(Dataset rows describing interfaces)
#####

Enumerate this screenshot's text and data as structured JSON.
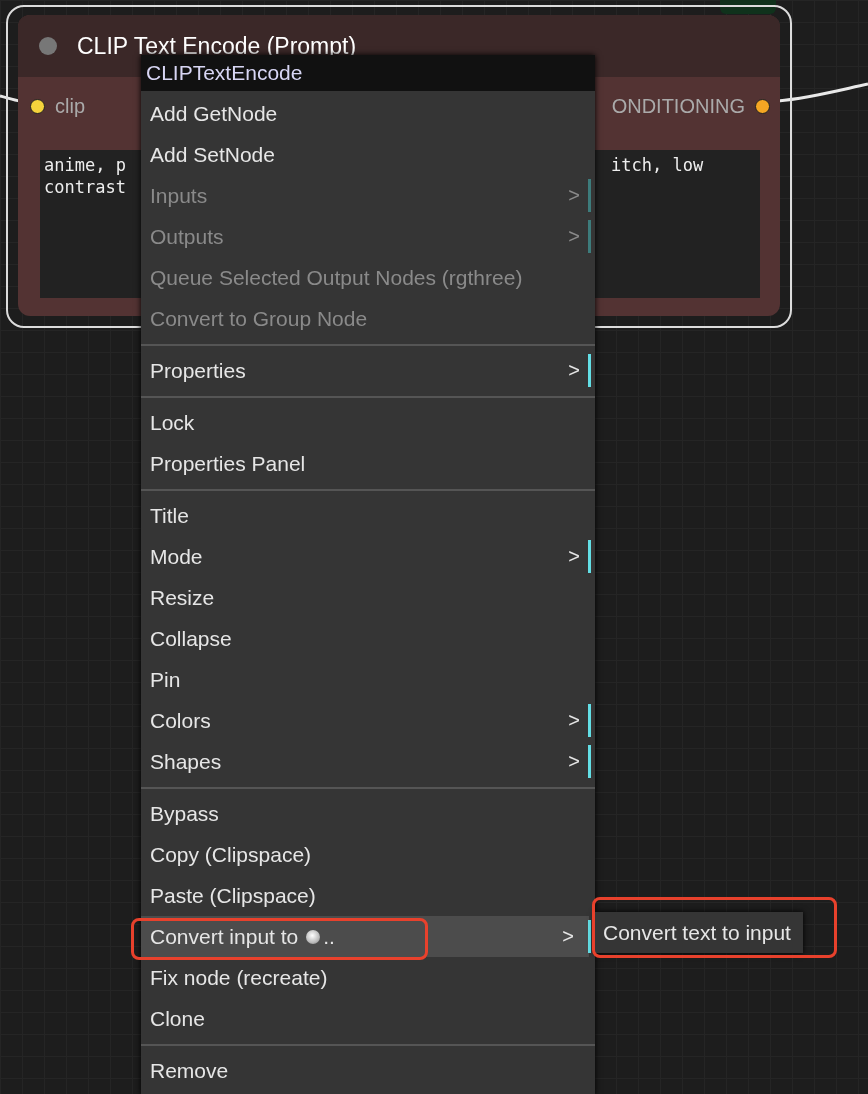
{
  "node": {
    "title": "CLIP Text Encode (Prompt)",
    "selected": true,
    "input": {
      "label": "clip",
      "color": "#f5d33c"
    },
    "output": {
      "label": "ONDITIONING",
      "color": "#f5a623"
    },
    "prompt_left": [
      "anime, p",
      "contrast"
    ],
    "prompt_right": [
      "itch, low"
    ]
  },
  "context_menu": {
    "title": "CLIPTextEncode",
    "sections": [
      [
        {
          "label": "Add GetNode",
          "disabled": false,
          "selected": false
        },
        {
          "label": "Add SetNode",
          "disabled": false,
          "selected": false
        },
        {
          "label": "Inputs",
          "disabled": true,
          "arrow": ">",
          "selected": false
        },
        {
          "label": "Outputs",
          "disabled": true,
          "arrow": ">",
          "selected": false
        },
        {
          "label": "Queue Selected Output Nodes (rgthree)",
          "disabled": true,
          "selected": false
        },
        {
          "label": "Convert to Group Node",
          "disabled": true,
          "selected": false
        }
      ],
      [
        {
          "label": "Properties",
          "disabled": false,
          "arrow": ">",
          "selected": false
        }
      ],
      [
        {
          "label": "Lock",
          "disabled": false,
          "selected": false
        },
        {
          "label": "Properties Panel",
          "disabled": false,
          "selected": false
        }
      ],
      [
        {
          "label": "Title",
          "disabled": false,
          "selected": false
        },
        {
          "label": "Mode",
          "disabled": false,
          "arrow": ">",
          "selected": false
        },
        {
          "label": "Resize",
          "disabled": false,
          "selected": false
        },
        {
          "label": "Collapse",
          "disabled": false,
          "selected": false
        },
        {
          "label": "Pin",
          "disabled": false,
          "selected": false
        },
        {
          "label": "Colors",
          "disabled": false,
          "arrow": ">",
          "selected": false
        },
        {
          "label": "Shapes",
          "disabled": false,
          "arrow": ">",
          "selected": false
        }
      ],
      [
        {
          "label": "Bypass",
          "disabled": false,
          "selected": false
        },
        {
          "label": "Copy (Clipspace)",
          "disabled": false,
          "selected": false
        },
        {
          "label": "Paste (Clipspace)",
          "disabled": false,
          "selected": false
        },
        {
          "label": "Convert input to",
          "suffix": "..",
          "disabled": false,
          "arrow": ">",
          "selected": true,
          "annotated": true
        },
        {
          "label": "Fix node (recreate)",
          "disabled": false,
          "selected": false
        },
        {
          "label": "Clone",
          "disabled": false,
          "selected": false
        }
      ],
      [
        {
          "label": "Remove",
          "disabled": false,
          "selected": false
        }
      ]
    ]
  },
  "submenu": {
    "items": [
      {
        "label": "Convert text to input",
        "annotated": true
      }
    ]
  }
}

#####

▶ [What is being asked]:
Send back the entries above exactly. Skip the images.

▶ [Response box]:
Enumerate this screenshot's text and data as structured JSON.
{
  "node": {
    "title": "CLIP Text Encode (Prompt)",
    "selected": true,
    "input": {
      "label": "clip",
      "color": "#f5d33c"
    },
    "output": {
      "label": "ONDITIONING",
      "color": "#f5a623"
    },
    "prompt_left": [
      "anime, p",
      "contrast"
    ],
    "prompt_right": [
      "itch, low"
    ]
  },
  "context_menu": {
    "title": "CLIPTextEncode",
    "sections": [
      [
        {
          "label": "Add GetNode",
          "disabled": false,
          "selected": false
        },
        {
          "label": "Add SetNode",
          "disabled": false,
          "selected": false
        },
        {
          "label": "Inputs",
          "disabled": true,
          "arrow": ">",
          "selected": false
        },
        {
          "label": "Outputs",
          "disabled": true,
          "arrow": ">",
          "selected": false
        },
        {
          "label": "Queue Selected Output Nodes (rgthree)",
          "disabled": true,
          "selected": false
        },
        {
          "label": "Convert to Group Node",
          "disabled": true,
          "selected": false
        }
      ],
      [
        {
          "label": "Properties",
          "disabled": false,
          "arrow": ">",
          "selected": false
        }
      ],
      [
        {
          "label": "Lock",
          "disabled": false,
          "selected": false
        },
        {
          "label": "Properties Panel",
          "disabled": false,
          "selected": false
        }
      ],
      [
        {
          "label": "Title",
          "disabled": false,
          "selected": false
        },
        {
          "label": "Mode",
          "disabled": false,
          "arrow": ">",
          "selected": false
        },
        {
          "label": "Resize",
          "disabled": false,
          "selected": false
        },
        {
          "label": "Collapse",
          "disabled": false,
          "selected": false
        },
        {
          "label": "Pin",
          "disabled": false,
          "selected": false
        },
        {
          "label": "Colors",
          "disabled": false,
          "arrow": ">",
          "selected": false
        },
        {
          "label": "Shapes",
          "disabled": false,
          "arrow": ">",
          "selected": false
        }
      ],
      [
        {
          "label": "Bypass",
          "disabled": false,
          "selected": false
        },
        {
          "label": "Copy (Clipspace)",
          "disabled": false,
          "selected": false
        },
        {
          "label": "Paste (Clipspace)",
          "disabled": false,
          "selected": false
        },
        {
          "label": "Convert input to",
          "suffix": "..",
          "disabled": false,
          "arrow": ">",
          "selected": true,
          "annotated": true
        },
        {
          "label": "Fix node (recreate)",
          "disabled": false,
          "selected": false
        },
        {
          "label": "Clone",
          "disabled": false,
          "selected": false
        }
      ],
      [
        {
          "label": "Remove",
          "disabled": false,
          "selected": false
        }
      ]
    ]
  },
  "submenu": {
    "items": [
      {
        "label": "Convert text to input",
        "annotated": true
      }
    ]
  }
}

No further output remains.